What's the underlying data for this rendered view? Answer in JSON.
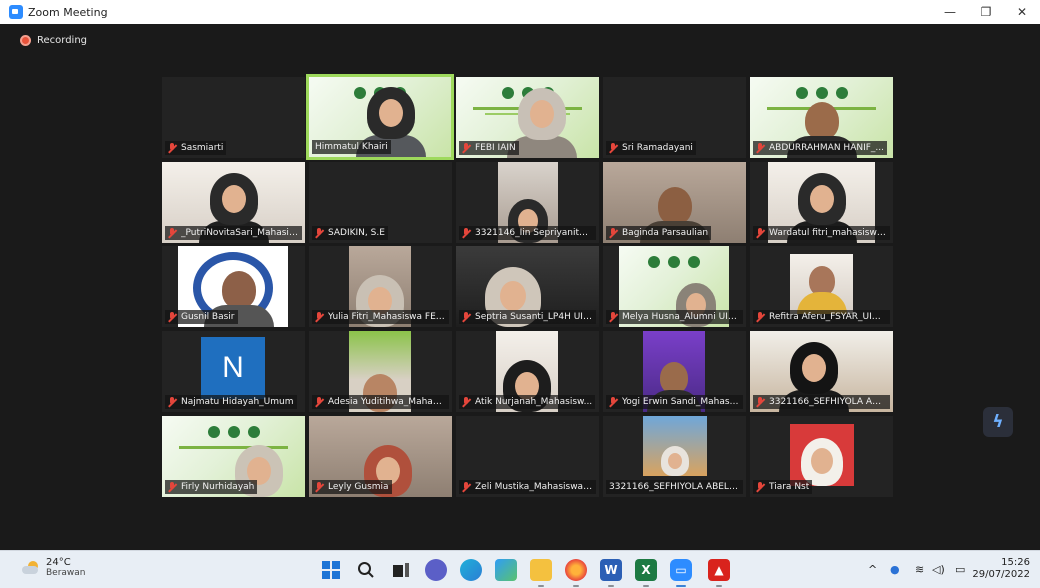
{
  "window": {
    "title": "Zoom Meeting",
    "minimize": "—",
    "restore": "❐",
    "close": "✕"
  },
  "meeting": {
    "recording_label": "Recording",
    "participants": [
      {
        "name": "Sasmiarti",
        "muted": true,
        "video": "off"
      },
      {
        "name": "Himmatul Khairi",
        "muted": false,
        "video": "on",
        "active_speaker": true
      },
      {
        "name": "FEBI IAIN",
        "muted": true,
        "video": "on"
      },
      {
        "name": "Sri Ramadayani",
        "muted": true,
        "video": "off"
      },
      {
        "name": "ABDURRAHMAN HANIF_...",
        "muted": true,
        "video": "on"
      },
      {
        "name": "_PutriNovitaSari_Mahasis...",
        "muted": true,
        "video": "on"
      },
      {
        "name": "SADIKIN, S.E",
        "muted": true,
        "video": "off"
      },
      {
        "name": "3321146_Iin Sepriyanita S...",
        "muted": true,
        "video": "on"
      },
      {
        "name": "Baginda Parsaulian",
        "muted": true,
        "video": "on"
      },
      {
        "name": "Wardatul fitri_mahasiswa...",
        "muted": true,
        "video": "on"
      },
      {
        "name": "Gusnil Basir",
        "muted": true,
        "video": "on"
      },
      {
        "name": "Yulia Fitri_Mahasiswa FEB...",
        "muted": true,
        "video": "on"
      },
      {
        "name": "Septria Susanti_LP4H UIN...",
        "muted": true,
        "video": "on"
      },
      {
        "name": "Melya Husna_Alumni UIN...",
        "muted": true,
        "video": "on"
      },
      {
        "name": "Refitra Aferu_FSYAR_UIN ...",
        "muted": true,
        "video": "on"
      },
      {
        "name": "Najmatu Hidayah_Umum",
        "muted": true,
        "video": "off",
        "initial": "N"
      },
      {
        "name": "Adesia Yuditihwa_Mahasi...",
        "muted": true,
        "video": "on"
      },
      {
        "name": "Atik Nurjanah_Mahasisw...",
        "muted": true,
        "video": "on"
      },
      {
        "name": "Yogi Erwin Sandi_Mahasi...",
        "muted": true,
        "video": "on"
      },
      {
        "name": "3321166_SEFHIYOLA ABE...",
        "muted": true,
        "video": "on"
      },
      {
        "name": "Firly Nurhidayah",
        "muted": true,
        "video": "on"
      },
      {
        "name": "Leyly Gusmia",
        "muted": true,
        "video": "on"
      },
      {
        "name": "Zeli Mustika_Mahasiswa ...",
        "muted": true,
        "video": "off"
      },
      {
        "name": "3321166_SEFHIYOLA ABELSA-",
        "muted": false,
        "video": "on"
      },
      {
        "name": "Tiara Nst",
        "muted": true,
        "video": "on"
      }
    ]
  },
  "taskbar": {
    "weather_temp": "24°C",
    "weather_condition": "Berawan",
    "apps": [
      "start-icon",
      "search-icon",
      "task-view-icon",
      "teams-chat-icon",
      "edge-icon",
      "photos-icon",
      "file-explorer-icon",
      "firefox-icon",
      "word-icon",
      "excel-icon",
      "zoom-icon",
      "acrobat-icon"
    ],
    "time": "15:26",
    "date": "29/07/2022"
  },
  "colors": {
    "active_speaker_border": "#9ed95c",
    "mute_red": "#e4463b",
    "zoom_blue": "#2d8cff"
  }
}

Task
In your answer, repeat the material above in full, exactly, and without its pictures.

Exercise answer
What's the underlying data for this rendered view? Answer in JSON.
{
  "window": {
    "title": "Zoom Meeting",
    "minimize": "—",
    "restore": "❐",
    "close": "✕"
  },
  "meeting": {
    "recording_label": "Recording",
    "participants": [
      {
        "name": "Sasmiarti",
        "muted": true,
        "video": "off"
      },
      {
        "name": "Himmatul Khairi",
        "muted": false,
        "video": "on",
        "active_speaker": true
      },
      {
        "name": "FEBI IAIN",
        "muted": true,
        "video": "on"
      },
      {
        "name": "Sri Ramadayani",
        "muted": true,
        "video": "off"
      },
      {
        "name": "ABDURRAHMAN HANIF_...",
        "muted": true,
        "video": "on"
      },
      {
        "name": "_PutriNovitaSari_Mahasis...",
        "muted": true,
        "video": "on"
      },
      {
        "name": "SADIKIN, S.E",
        "muted": true,
        "video": "off"
      },
      {
        "name": "3321146_Iin Sepriyanita S...",
        "muted": true,
        "video": "on"
      },
      {
        "name": "Baginda Parsaulian",
        "muted": true,
        "video": "on"
      },
      {
        "name": "Wardatul fitri_mahasiswa...",
        "muted": true,
        "video": "on"
      },
      {
        "name": "Gusnil Basir",
        "muted": true,
        "video": "on"
      },
      {
        "name": "Yulia Fitri_Mahasiswa FEB...",
        "muted": true,
        "video": "on"
      },
      {
        "name": "Septria Susanti_LP4H UIN...",
        "muted": true,
        "video": "on"
      },
      {
        "name": "Melya Husna_Alumni UIN...",
        "muted": true,
        "video": "on"
      },
      {
        "name": "Refitra Aferu_FSYAR_UIN ...",
        "muted": true,
        "video": "on"
      },
      {
        "name": "Najmatu Hidayah_Umum",
        "muted": true,
        "video": "off",
        "initial": "N"
      },
      {
        "name": "Adesia Yuditihwa_Mahasi...",
        "muted": true,
        "video": "on"
      },
      {
        "name": "Atik Nurjanah_Mahasisw...",
        "muted": true,
        "video": "on"
      },
      {
        "name": "Yogi Erwin Sandi_Mahasi...",
        "muted": true,
        "video": "on"
      },
      {
        "name": "3321166_SEFHIYOLA ABE...",
        "muted": true,
        "video": "on"
      },
      {
        "name": "Firly Nurhidayah",
        "muted": true,
        "video": "on"
      },
      {
        "name": "Leyly Gusmia",
        "muted": true,
        "video": "on"
      },
      {
        "name": "Zeli Mustika_Mahasiswa ...",
        "muted": true,
        "video": "off"
      },
      {
        "name": "3321166_SEFHIYOLA ABELSA-",
        "muted": false,
        "video": "on"
      },
      {
        "name": "Tiara Nst",
        "muted": true,
        "video": "on"
      }
    ]
  },
  "taskbar": {
    "weather_temp": "24°C",
    "weather_condition": "Berawan",
    "apps": [
      "start-icon",
      "search-icon",
      "task-view-icon",
      "teams-chat-icon",
      "edge-icon",
      "photos-icon",
      "file-explorer-icon",
      "firefox-icon",
      "word-icon",
      "excel-icon",
      "zoom-icon",
      "acrobat-icon"
    ],
    "time": "15:26",
    "date": "29/07/2022"
  },
  "colors": {
    "active_speaker_border": "#9ed95c",
    "mute_red": "#e4463b",
    "zoom_blue": "#2d8cff"
  }
}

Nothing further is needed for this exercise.